The American Art Fair Rolls an Eleven

Editorial Staff Art

Merry-Go-Round by Reginald Marsh, 1930. Hirschl & Adler Galleries, New York; photograph courtesy of the American Art Fair.

Anyone who’s seen the 1952 comedy film Pat and Mike will recall the line when New York sports promoter Mike Conovan (Spencer Tracy) sizes up Katharine Hepburn’s character, Pat Pemberton—a multitalented athlete modeled on Babe Zaharias.

Mike (in Tracy’s best Runyonesque accent): “Not much meat on her, but what’s there is cherce.”

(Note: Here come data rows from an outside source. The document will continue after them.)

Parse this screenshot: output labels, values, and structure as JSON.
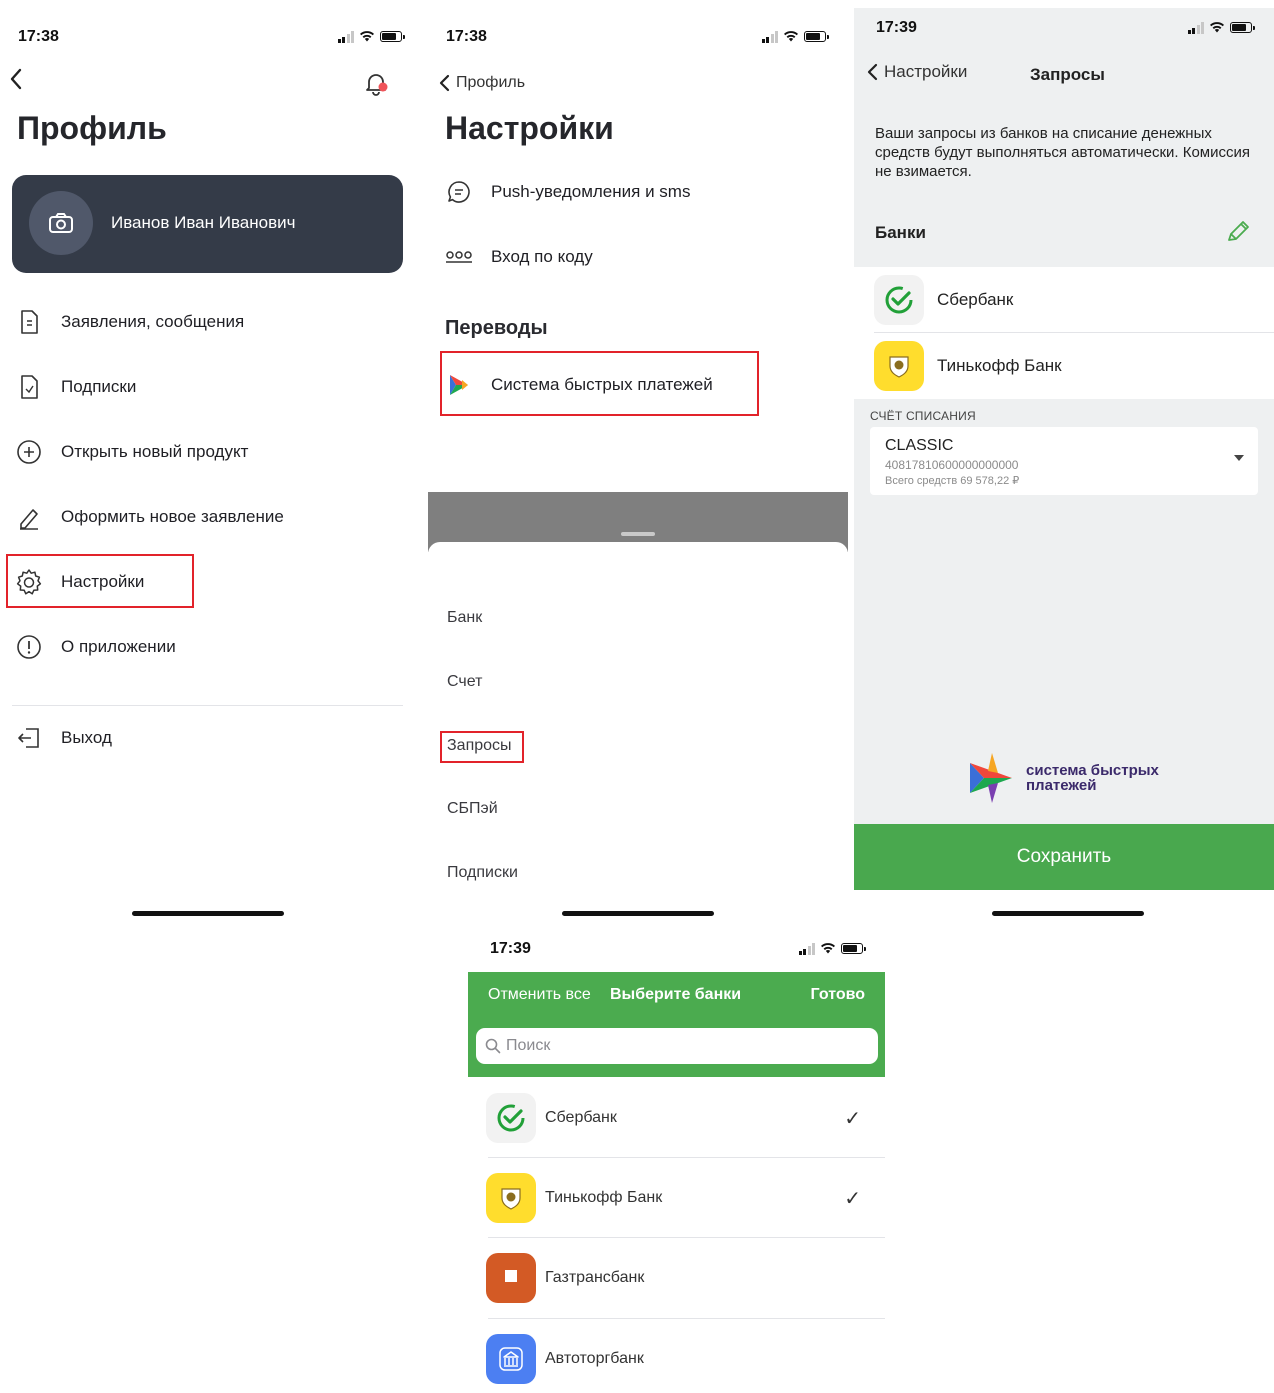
{
  "status_bar": {
    "p1_time": "17:38",
    "p2_time": "17:38",
    "p3_time": "17:39",
    "p4_time": "17:39"
  },
  "profile": {
    "title": "Профиль",
    "user_name": "Иванов Иван Иванович",
    "menu": [
      {
        "label": "Заявления, сообщения",
        "icon": "document-icon"
      },
      {
        "label": "Подписки",
        "icon": "subscription-doc-icon"
      },
      {
        "label": "Открыть новый продукт",
        "icon": "plus-circle-icon"
      },
      {
        "label": "Оформить новое заявление",
        "icon": "pencil-icon"
      },
      {
        "label": "Настройки",
        "icon": "gear-icon"
      },
      {
        "label": "О приложении",
        "icon": "info-icon"
      }
    ],
    "logout_label": "Выход"
  },
  "settings": {
    "back_label": "Профиль",
    "title": "Настройки",
    "items": [
      {
        "label": "Push-уведомления и sms",
        "icon": "chat-icon"
      },
      {
        "label": "Вход по коду",
        "icon": "pin-code-icon"
      }
    ],
    "transfers_heading": "Переводы",
    "sbp_label": "Система быстрых платежей",
    "sheet_items": [
      "Банк",
      "Счет",
      "Запросы",
      "СБПэй",
      "Подписки"
    ]
  },
  "requests": {
    "back_label": "Настройки",
    "title": "Запросы",
    "info": "Ваши запросы из банков на списание денежных средств будут выполняться автоматически. Комиссия не взимается.",
    "banks_heading": "Банки",
    "banks": [
      "Сбербанк",
      "Тинькофф Банк"
    ],
    "account_label": "СЧЁТ СПИСАНИЯ",
    "account_name": "CLASSIC",
    "account_number": "40817810600000000000",
    "account_balance": "Всего средств 69 578,22 ₽",
    "sbp_brand": [
      "система быстрых",
      "платежей"
    ],
    "save_label": "Сохранить"
  },
  "bank_picker": {
    "cancel_label": "Отменить все",
    "title": "Выберите банки",
    "done_label": "Готово",
    "search_placeholder": "Поиск",
    "banks": [
      {
        "name": "Сбербанк",
        "checked": true
      },
      {
        "name": "Тинькофф Банк",
        "checked": true
      },
      {
        "name": "Газтрансбанк",
        "checked": false
      },
      {
        "name": "Автоторгбанк",
        "checked": false
      }
    ],
    "check_glyph": "✓"
  },
  "colors": {
    "accent_green": "#4bab4f",
    "highlight_red": "#e2232a",
    "profile_card": "#343b48",
    "sber_green": "#21a038",
    "tinkoff_yellow": "#ffdd2d",
    "gaztrans_orange": "#d35a25",
    "avtotorg_blue": "#4c7ff2"
  }
}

The American Art Fair, similarly, may not be the largest event of its kind, but what’s there is definitely cherce. Now in its eleventh year, the fair has a unique focus on American works, presenting styles from impressionist to modernist, and schools of painting from Hudson River to Ashcan.

A tidy seventeen top-flight galleries are participating this year. Among the highlights: Alexandre Gallery of New York will offer a Marsden Hartley still life with flowers that was featured in the Met Museum’s recent retrospective; Vose Galleries of Boston comes south with a sublime and atmospheric Albert Bierstadt western river scene; and Hirschl & Adler will present a startlingly dynamic Reginald Marsh view of a merry-go-round in action.

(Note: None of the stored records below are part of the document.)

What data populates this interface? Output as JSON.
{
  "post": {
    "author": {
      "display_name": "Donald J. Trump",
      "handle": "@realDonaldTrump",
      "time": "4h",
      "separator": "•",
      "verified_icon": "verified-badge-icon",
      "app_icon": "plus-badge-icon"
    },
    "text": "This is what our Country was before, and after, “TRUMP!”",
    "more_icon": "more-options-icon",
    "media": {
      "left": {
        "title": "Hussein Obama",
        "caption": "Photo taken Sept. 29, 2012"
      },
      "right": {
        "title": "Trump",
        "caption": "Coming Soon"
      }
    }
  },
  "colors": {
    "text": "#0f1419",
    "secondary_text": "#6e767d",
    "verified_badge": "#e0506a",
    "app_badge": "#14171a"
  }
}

As Mike would say: “cherce.”

The American Art Fair • Bohemian National Hall, New York City • November 10–13 •